Sharing the News Losing a pet is hard for anyone, so it's understandable that you'll want to soften the blow. It might be tempting to hedge around the incident, or even hide the fact from your child. However, most experts advise being honest and upfront with your children and giving age-appropriate explanations. Need some help? These tips might get you started:
Stick to the facts. Rather than saying your pet "ran away" or went to a "pet farm," tell your child what happened, whether your pet was hit by a car or died of old age. You don't have to go into gruesome details, but let your child know what he or she wants to know – and be completely honest.
Don't use euphemisms. Young children don't always grasp the concept of death, so it might seem easier to compare death to "sleeping" or "going away." However, euphemisms like this may confuse your child and even make him or her afraid to sleep or leave the house. Instead, be gentle when explaining that your pet will not come back.
Share your grief. As an adult, it might be tempting to hide your grief so you can seem strong and reassuring. However, it can help your child if you share your grief. Let your child know that it's normal to be sad or mad for a while and that you miss your pet, too.
Signs of Grief Some children might not react to a pet’s death simply because they do not fully grasp the concept of death, or perhaps they were not as interested in your furry friend as you may have thought.

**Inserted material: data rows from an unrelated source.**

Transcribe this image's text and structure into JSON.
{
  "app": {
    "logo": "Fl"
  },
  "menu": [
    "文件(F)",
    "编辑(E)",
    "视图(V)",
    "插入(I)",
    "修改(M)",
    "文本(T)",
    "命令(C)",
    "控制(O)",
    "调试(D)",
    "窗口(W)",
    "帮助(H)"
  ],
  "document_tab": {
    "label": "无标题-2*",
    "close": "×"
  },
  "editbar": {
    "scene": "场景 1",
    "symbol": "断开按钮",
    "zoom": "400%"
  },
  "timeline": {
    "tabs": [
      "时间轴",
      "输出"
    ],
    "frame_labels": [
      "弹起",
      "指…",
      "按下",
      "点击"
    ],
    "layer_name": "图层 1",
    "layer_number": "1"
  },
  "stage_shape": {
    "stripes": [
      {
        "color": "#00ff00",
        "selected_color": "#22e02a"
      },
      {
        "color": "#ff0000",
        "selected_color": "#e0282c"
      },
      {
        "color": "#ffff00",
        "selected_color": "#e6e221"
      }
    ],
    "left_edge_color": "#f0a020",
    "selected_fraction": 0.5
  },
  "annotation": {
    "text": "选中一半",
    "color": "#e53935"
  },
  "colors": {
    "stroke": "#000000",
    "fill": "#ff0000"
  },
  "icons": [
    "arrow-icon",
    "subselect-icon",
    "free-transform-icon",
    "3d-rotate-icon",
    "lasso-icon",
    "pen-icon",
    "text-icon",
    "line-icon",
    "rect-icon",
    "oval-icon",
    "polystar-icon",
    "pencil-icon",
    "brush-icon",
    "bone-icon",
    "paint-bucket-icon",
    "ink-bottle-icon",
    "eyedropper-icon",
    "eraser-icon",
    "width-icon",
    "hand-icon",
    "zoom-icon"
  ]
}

On the other hand, children also grieve differently than adults. If your child exhibits any of the following, then he or she may still be grieving the loss of your pet:
Lack of interest in usual activities
Withdrawing from friends and family
Eating less than usual
Fear of being alone
Preoccupied with death
These signs are normal, and it’s best to reassure your child and provide any assistance and guidance you can. Be comforting without forcing your child to feel or act a certain way. Children take longer to cope with loss than adults, and you can expect a short period of depression or gloominess. If your child continues to grieve for longer time periods, then it might be best to have your child talk with a counselor. Coping With Grief Everyone copes differently with grief, and it takes time to heal. Fortunately, there are healthy ways of coping with the pain:
Don’t tell your child how to feel. It’s not appropriate to tell your child to "move on" or "get over it." Let your child feel angry, sad, lonely, or frustrated, as this is part of the grieving process.
Keep your child involved. Funeral preparations can help your child cope with the loss of a pet. They can give an opportunity for you and your family to express feelings about your pet and say "goodbye." Keeping your child involved in the decision-making process or having him or her say a few words at the ceremony may give the closure your child needs.
Memorialize your pet. Let your child hold onto happy memories of your pet. Creating a scrapbook, drawing pictures, or planting a living memorial (such as a flower garden) can help your child focus on the positive aspects of your pet’s life rather than the negative experience of its death.
While it’s appropriate to take some time to cope with the grief, it also helps to try to maintain a normal routine after the loss of a pet. Surviving pets and family members can become stressed by grief, and maintaining a routine can help things feel normal. Taking Time to Heal The loss of a pet can be devastating to some, so allow you and your children plenty of time to heal and cope with the loss. After an appropriate amount of time has passed, you may want to consider getting another pet to join your family. However, don’t feel rushed to get a new pet. The new puppy or kitten will never fully replace your old pet. Don’t expect your new furry friend to behave in the same way your old pet did or to bond with your children in the same way. If a child is still grieving, he or she may even resent the new pet. Wait until your child shows interest in having a new pet, and then carefully discuss it with your children. Hopefully, these tips will help you and your child cope with the loss of your pet. While it may be heartbreaking now, remember that the shock and pain will eventually fade, while the happy memories of your pet will always be with you. Feel free to contact our veterinary experts at Bellamy-Lawrence Animal Hospital in Toronto for more tips on caring for your pets.